* What is expected *
Please state how many lines of the data contain "Output". The number by itself is enough.

* Material for this task *
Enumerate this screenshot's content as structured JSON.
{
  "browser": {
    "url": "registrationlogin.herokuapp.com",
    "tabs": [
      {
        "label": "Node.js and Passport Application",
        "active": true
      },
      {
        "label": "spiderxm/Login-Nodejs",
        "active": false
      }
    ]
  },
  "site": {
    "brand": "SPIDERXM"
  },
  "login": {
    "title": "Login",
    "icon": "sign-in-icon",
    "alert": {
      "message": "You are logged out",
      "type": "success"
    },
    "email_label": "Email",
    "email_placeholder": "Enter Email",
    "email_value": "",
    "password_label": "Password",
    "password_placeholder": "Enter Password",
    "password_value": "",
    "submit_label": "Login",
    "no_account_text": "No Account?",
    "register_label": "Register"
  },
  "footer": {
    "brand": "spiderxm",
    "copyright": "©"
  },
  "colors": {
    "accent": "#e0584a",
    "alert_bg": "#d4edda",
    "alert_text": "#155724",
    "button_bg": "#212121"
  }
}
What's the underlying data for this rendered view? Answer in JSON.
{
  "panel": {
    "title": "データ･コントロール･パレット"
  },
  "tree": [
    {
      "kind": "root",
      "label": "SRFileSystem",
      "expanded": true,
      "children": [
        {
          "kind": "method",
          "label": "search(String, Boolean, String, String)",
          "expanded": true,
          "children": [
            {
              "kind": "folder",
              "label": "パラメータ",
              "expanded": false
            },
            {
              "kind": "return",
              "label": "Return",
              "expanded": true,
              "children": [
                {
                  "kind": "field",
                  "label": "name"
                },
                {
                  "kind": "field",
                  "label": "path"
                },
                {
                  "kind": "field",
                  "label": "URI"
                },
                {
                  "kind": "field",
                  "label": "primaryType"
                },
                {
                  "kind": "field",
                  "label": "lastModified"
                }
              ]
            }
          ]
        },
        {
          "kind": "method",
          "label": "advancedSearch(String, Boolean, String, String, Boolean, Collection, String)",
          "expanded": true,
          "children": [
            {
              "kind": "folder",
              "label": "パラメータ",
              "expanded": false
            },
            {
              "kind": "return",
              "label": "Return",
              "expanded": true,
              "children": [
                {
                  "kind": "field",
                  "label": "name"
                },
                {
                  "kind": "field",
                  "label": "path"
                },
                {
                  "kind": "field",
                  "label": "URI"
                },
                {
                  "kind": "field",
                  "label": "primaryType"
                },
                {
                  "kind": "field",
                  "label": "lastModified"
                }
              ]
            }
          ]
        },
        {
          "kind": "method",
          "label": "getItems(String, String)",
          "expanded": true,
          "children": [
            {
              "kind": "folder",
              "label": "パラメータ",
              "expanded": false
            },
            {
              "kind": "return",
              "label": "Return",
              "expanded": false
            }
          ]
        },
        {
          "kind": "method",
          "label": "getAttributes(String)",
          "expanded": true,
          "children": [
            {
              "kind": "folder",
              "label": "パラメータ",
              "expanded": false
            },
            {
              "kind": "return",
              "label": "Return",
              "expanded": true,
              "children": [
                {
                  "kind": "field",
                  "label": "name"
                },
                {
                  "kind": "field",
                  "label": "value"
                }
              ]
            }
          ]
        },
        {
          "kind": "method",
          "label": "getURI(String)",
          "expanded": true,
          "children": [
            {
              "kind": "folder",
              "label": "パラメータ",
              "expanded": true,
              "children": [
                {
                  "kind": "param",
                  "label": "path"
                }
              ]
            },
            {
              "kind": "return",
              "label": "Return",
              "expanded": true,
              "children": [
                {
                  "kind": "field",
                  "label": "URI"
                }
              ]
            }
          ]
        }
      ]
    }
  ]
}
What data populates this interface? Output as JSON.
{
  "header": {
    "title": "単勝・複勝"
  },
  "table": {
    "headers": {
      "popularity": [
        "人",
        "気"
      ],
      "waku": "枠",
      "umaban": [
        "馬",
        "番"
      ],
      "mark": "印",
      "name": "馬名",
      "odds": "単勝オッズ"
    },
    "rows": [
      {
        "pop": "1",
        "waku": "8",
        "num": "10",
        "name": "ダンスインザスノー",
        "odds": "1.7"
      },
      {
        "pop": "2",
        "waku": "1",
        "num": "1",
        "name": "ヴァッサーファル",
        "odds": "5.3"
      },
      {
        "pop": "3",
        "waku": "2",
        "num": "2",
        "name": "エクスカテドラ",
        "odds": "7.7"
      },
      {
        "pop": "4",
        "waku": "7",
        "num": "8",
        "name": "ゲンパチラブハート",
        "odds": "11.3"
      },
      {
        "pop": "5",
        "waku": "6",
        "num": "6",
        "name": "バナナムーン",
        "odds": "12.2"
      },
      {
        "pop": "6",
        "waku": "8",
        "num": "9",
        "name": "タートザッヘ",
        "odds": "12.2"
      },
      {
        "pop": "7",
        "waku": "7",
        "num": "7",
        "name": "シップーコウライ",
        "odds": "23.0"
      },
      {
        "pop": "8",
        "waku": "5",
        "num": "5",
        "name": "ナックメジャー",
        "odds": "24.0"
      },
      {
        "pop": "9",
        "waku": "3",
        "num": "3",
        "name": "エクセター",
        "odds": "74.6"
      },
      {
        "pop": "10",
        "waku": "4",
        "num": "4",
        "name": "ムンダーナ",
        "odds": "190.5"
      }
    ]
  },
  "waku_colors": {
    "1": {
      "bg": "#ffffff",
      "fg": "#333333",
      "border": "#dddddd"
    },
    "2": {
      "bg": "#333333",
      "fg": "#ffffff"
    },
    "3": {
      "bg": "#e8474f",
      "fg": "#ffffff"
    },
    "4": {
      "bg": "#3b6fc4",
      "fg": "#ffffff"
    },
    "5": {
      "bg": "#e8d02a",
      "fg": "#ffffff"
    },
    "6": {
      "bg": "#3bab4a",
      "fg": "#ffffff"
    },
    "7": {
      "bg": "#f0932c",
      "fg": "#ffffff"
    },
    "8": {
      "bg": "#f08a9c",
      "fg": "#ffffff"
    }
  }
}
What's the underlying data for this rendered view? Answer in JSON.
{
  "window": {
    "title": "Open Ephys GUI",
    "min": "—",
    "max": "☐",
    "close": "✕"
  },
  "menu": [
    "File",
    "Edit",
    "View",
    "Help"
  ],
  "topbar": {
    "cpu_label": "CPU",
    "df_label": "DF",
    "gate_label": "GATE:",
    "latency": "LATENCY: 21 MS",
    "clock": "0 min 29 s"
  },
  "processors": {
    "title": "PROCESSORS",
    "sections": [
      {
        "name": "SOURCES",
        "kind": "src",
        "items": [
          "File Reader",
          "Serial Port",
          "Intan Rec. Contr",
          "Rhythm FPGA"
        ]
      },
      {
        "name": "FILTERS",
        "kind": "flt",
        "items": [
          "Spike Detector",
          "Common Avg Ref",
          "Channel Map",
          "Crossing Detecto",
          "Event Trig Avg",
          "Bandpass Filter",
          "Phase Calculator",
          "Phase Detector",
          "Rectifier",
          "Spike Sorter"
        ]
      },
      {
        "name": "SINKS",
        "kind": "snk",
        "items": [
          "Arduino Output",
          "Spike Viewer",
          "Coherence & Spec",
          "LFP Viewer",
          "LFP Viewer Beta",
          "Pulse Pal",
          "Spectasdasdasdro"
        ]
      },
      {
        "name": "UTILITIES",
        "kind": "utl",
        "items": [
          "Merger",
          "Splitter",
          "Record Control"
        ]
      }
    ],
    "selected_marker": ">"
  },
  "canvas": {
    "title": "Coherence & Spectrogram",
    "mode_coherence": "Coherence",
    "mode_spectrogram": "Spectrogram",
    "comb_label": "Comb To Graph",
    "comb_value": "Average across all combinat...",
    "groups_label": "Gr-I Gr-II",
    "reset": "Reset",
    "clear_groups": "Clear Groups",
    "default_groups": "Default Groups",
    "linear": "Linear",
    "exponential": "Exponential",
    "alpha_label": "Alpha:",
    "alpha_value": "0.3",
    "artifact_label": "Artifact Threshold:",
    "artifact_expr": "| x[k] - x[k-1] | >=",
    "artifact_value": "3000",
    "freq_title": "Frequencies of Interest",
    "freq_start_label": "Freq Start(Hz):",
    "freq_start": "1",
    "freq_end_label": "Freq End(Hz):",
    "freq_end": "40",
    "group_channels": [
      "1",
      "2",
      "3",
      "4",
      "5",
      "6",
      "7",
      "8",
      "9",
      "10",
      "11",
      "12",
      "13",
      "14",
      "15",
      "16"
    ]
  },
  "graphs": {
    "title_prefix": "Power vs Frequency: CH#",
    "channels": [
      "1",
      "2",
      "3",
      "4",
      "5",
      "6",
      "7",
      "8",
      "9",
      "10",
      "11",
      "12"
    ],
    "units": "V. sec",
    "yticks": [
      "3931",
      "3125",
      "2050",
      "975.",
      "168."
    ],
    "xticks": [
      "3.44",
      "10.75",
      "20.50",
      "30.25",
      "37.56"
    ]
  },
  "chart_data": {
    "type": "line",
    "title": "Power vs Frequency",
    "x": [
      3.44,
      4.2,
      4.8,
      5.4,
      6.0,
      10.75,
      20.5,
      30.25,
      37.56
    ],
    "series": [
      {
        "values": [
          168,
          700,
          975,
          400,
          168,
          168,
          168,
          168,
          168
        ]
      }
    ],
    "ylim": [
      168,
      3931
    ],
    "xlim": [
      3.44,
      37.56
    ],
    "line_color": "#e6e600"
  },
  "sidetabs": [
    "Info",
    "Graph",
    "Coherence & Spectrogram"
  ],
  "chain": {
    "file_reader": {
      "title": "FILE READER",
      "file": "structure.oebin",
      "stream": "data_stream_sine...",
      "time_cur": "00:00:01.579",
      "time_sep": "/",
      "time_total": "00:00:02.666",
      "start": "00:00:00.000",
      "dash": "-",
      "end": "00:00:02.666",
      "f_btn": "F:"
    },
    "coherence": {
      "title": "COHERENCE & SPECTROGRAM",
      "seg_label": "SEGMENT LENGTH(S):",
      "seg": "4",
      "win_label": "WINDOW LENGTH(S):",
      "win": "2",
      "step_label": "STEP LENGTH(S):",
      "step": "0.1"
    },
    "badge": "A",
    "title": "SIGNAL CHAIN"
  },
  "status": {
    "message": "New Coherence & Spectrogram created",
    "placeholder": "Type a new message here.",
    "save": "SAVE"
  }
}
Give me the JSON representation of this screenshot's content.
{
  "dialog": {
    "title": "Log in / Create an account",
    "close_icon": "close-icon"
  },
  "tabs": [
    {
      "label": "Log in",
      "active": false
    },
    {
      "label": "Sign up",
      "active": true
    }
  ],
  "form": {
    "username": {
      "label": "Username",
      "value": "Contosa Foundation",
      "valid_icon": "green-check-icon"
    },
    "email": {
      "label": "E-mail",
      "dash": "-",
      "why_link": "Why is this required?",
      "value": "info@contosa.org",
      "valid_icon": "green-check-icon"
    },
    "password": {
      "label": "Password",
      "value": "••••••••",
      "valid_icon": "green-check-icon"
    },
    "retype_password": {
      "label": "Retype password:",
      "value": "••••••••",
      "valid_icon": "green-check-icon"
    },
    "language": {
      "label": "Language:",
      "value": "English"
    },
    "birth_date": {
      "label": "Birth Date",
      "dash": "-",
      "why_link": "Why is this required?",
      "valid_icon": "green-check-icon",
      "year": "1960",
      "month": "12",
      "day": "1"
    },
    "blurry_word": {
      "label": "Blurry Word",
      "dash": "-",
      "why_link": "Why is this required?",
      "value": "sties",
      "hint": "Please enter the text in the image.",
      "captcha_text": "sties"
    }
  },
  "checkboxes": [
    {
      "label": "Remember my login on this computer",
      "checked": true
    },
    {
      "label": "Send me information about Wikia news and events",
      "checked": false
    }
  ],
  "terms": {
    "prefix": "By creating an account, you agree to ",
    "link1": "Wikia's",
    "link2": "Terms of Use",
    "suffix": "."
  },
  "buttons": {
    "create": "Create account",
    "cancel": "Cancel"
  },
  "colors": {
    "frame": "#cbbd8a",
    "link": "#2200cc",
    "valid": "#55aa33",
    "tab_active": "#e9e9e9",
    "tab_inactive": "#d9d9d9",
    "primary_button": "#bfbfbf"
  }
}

* Exercise answer *
2